*** Given records Section Begins ***

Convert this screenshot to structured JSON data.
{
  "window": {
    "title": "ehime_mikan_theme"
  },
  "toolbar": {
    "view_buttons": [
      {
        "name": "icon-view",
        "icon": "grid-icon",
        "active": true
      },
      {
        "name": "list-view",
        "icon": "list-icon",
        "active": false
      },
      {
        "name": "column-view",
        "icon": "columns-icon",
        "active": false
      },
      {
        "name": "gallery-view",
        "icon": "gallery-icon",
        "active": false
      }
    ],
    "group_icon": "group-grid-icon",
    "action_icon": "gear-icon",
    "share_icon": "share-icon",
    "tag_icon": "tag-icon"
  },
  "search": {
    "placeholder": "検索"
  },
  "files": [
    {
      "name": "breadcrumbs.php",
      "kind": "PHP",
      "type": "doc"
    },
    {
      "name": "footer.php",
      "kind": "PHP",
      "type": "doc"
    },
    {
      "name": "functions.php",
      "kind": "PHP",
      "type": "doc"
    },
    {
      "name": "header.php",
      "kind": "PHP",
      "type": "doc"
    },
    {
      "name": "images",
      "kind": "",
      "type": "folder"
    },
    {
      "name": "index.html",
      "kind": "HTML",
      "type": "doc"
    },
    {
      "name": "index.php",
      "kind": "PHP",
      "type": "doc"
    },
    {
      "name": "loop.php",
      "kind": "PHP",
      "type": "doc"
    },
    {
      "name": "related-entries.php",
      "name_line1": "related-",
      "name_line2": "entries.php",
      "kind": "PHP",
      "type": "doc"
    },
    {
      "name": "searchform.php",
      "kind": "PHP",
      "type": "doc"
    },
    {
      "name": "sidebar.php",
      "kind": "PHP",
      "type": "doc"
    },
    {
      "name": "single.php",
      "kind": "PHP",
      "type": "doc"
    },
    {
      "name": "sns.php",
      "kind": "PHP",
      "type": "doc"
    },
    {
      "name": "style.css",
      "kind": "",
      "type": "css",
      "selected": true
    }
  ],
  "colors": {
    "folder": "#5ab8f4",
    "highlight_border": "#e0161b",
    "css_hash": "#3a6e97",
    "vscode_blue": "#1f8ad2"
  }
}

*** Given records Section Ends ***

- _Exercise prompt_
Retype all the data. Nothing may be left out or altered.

- _Your solution_
Convert this screenshot to structured JSON data.
{
  "window": {
    "title": "ehime_mikan_theme"
  },
  "toolbar": {
    "view_buttons": [
      {
        "name": "icon-view",
        "icon": "grid-icon",
        "active": true
      },
      {
        "name": "list-view",
        "icon": "list-icon",
        "active": false
      },
      {
        "name": "column-view",
        "icon": "columns-icon",
        "active": false
      },
      {
        "name": "gallery-view",
        "icon": "gallery-icon",
        "active": false
      }
    ],
    "group_icon": "group-grid-icon",
    "action_icon": "gear-icon",
    "share_icon": "share-icon",
    "tag_icon": "tag-icon"
  },
  "search": {
    "placeholder": "検索"
  },
  "files": [
    {
      "name": "breadcrumbs.php",
      "kind": "PHP",
      "type": "doc"
    },
    {
      "name": "footer.php",
      "kind": "PHP",
      "type": "doc"
    },
    {
      "name": "functions.php",
      "kind": "PHP",
      "type": "doc"
    },
    {
      "name": "header.php",
      "kind": "PHP",
      "type": "doc"
    },
    {
      "name": "images",
      "kind": "",
      "type": "folder"
    },
    {
      "name": "index.html",
      "kind": "HTML",
      "type": "doc"
    },
    {
      "name": "index.php",
      "kind": "PHP",
      "type": "doc"
    },
    {
      "name": "loop.php",
      "kind": "PHP",
      "type": "doc"
    },
    {
      "name": "related-entries.php",
      "name_line1": "related-",
      "name_line2": "entries.php",
      "kind": "PHP",
      "type": "doc"
    },
    {
      "name": "searchform.php",
      "kind": "PHP",
      "type": "doc"
    },
    {
      "name": "sidebar.php",
      "kind": "PHP",
      "type": "doc"
    },
    {
      "name": "single.php",
      "kind": "PHP",
      "type": "doc"
    },
    {
      "name": "sns.php",
      "kind": "PHP",
      "type": "doc"
    },
    {
      "name": "style.css",
      "kind": "",
      "type": "css",
      "selected": true
    }
  ],
  "colors": {
    "folder": "#5ab8f4",
    "highlight_border": "#e0161b",
    "css_hash": "#3a6e97",
    "vscode_blue": "#1f8ad2"
  }
}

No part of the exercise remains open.